A settlement has been announced in the lawsuit filed by Benjamin Lawsky, the Superintendent of the New York Department of Financial Services, using his Dodd-Frank Section 1042 authority.  Section 1042 allows state attorneys general and regulators to bring civil actions for violations of Dodd-Frank’s prohibition of unfair, deceptive, or abusive acts or practices.  Mr. Lawsky’s lawsuit represented the first lawsuit by a state regulator using his Section 1042 authority. (We have also been following several lawsuits filed by state AGs using their Section 1042 authority.)

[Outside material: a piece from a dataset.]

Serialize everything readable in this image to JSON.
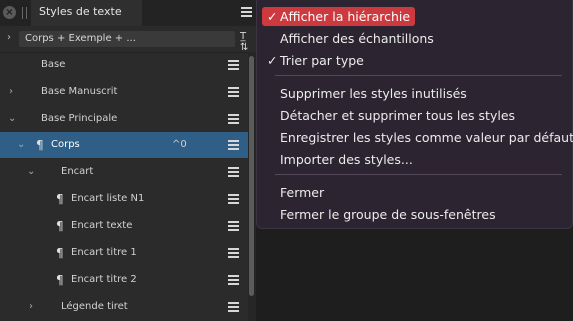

In his lawsuit, which was filed in a New York federal court against a large subprime auto lender and its CEO, Mr. Lawsky alleged that the lender had systematically concealed from its customers the fact that they had refundable positive credit balances and failed to make refunds except when expressly requested by a customer.  In addition, the complaint alleged that the lender submitted false unclaimed property reports to the New York State Comptroller’s Office denying that certain customers had positive credit balances. It also alleged that the lender lacked basic information security measures, thereby endangering the security of its customers’ personally identifiable information. The complaint also included the allegation that the lender had violated TILA by calculating interest based on a 360-day year and applying the resulting daily interest rate to its customers’ loan accounts each of the 365 days during the year. According to the complaint, this practice resulted in customers paying interest in excess of the disclosed APR.

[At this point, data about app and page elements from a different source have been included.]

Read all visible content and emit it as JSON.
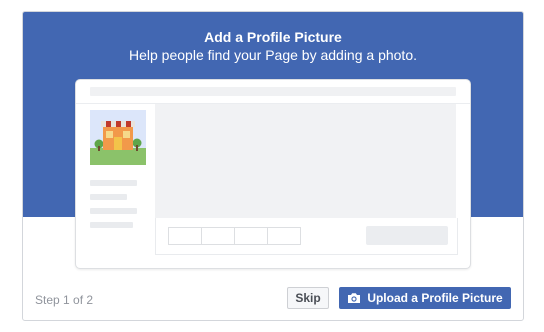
{
  "dialog": {
    "title": "Add a Profile Picture",
    "subtitle": "Help people find your Page by adding a photo.",
    "step_text": "Step 1 of 2",
    "skip_label": "Skip",
    "upload_label": "Upload a Profile Picture",
    "upload_icon": "camera-icon"
  },
  "colors": {
    "hero_blue": "#4267b2",
    "button_blue": "#4267b2",
    "text_gray": "#90949c"
  }
}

In the consent judgment submitted to the court for approval, the defendants admit to violations of Dodd-Frank, TILA and New York law.  The consent judgment requires the defendants to pay a $3 million civil penalty, refund all positive credit balances and interest charged in excess of the disclosed APR, plus nine percent interest on such amounts.  Following the sale of the lender’s remaining loan portfolio by the receiver appointed by the district court, the consent judgment requires the lender to surrender its licenses in all states.  If a customer is found by the DFS to have suffered identity theft within two years of the consent judgment that is traceable to the lender’s conduct, the consent judgment requires the individual defendant to pay such customer any damages resulting from the identity theft and provide free credit reporting to such customer for two years.